[Start of section]
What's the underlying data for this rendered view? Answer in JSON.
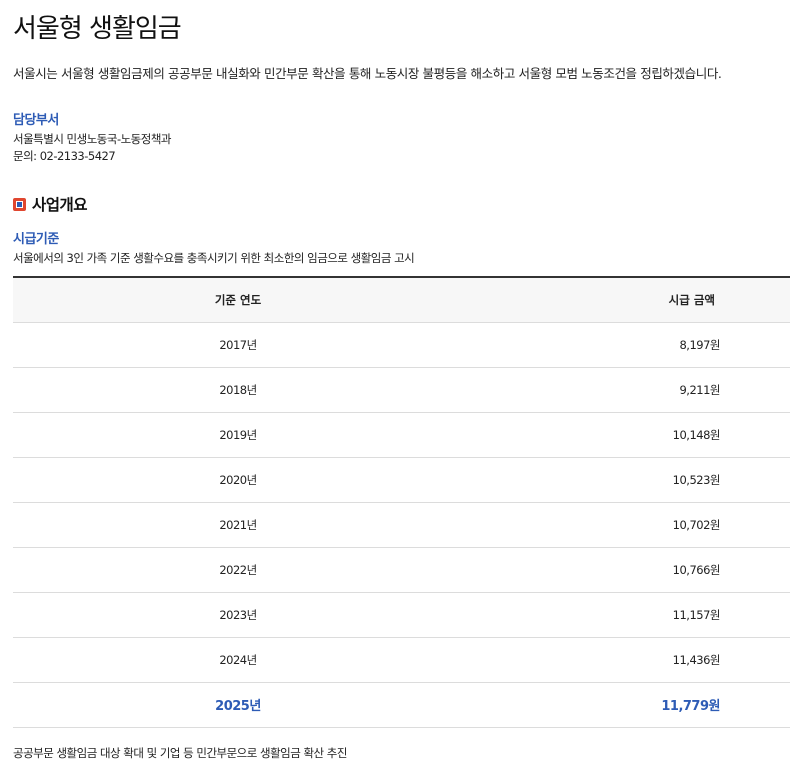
{
  "page": {
    "title": "서울형 생활임금",
    "intro": "서울시는 서울형 생활임금제의 공공부문 내실화와 민간부문 확산을 통해 노동시장 불평등을 해소하고 서울형 모범 노동조건을 정립하겠습니다."
  },
  "department": {
    "heading": "담당부서",
    "name": "서울특별시 민생노동국-노동정책과",
    "contact": "문의: 02-2133-5427"
  },
  "section": {
    "title": "사업개요",
    "sub_heading": "시급기준",
    "sub_desc": "서울에서의 3인 가족 기준 생활수요를 충족시키기 위한 최소한의 임금으로 생활임금 고시"
  },
  "table": {
    "headers": [
      "기준 연도",
      "시급 금액"
    ],
    "rows": [
      [
        "2017년",
        "8,197원"
      ],
      [
        "2018년",
        "9,211원"
      ],
      [
        "2019년",
        "10,148원"
      ],
      [
        "2020년",
        "10,523원"
      ],
      [
        "2021년",
        "10,702원"
      ],
      [
        "2022년",
        "10,766원"
      ],
      [
        "2023년",
        "11,157원"
      ],
      [
        "2024년",
        "11,436원"
      ],
      [
        "2025년",
        "11,779원"
      ]
    ],
    "highlight_row_index": 8,
    "highlight_color": "#2d5bb5"
  },
  "footer": {
    "text": "공공부문 생활임금 대상 확대 및 기업 등 민간부문으로 생활임금 확산 추진"
  },
  "colors": {
    "accent": "#2d5bb5",
    "icon_red": "#e0462f"
  }
}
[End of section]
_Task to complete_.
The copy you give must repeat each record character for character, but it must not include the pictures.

_Written solution_.
What's the underlying data for this rendered view? Answer in JSON.
{
  "page": {
    "title": "서울형 생활임금",
    "intro": "서울시는 서울형 생활임금제의 공공부문 내실화와 민간부문 확산을 통해 노동시장 불평등을 해소하고 서울형 모범 노동조건을 정립하겠습니다."
  },
  "department": {
    "heading": "담당부서",
    "name": "서울특별시 민생노동국-노동정책과",
    "contact": "문의: 02-2133-5427"
  },
  "section": {
    "title": "사업개요",
    "sub_heading": "시급기준",
    "sub_desc": "서울에서의 3인 가족 기준 생활수요를 충족시키기 위한 최소한의 임금으로 생활임금 고시"
  },
  "table": {
    "headers": [
      "기준 연도",
      "시급 금액"
    ],
    "rows": [
      [
        "2017년",
        "8,197원"
      ],
      [
        "2018년",
        "9,211원"
      ],
      [
        "2019년",
        "10,148원"
      ],
      [
        "2020년",
        "10,523원"
      ],
      [
        "2021년",
        "10,702원"
      ],
      [
        "2022년",
        "10,766원"
      ],
      [
        "2023년",
        "11,157원"
      ],
      [
        "2024년",
        "11,436원"
      ],
      [
        "2025년",
        "11,779원"
      ]
    ],
    "highlight_row_index": 8,
    "highlight_color": "#2d5bb5"
  },
  "footer": {
    "text": "공공부문 생활임금 대상 확대 및 기업 등 민간부문으로 생활임금 확산 추진"
  },
  "colors": {
    "accent": "#2d5bb5",
    "icon_red": "#e0462f"
  }
}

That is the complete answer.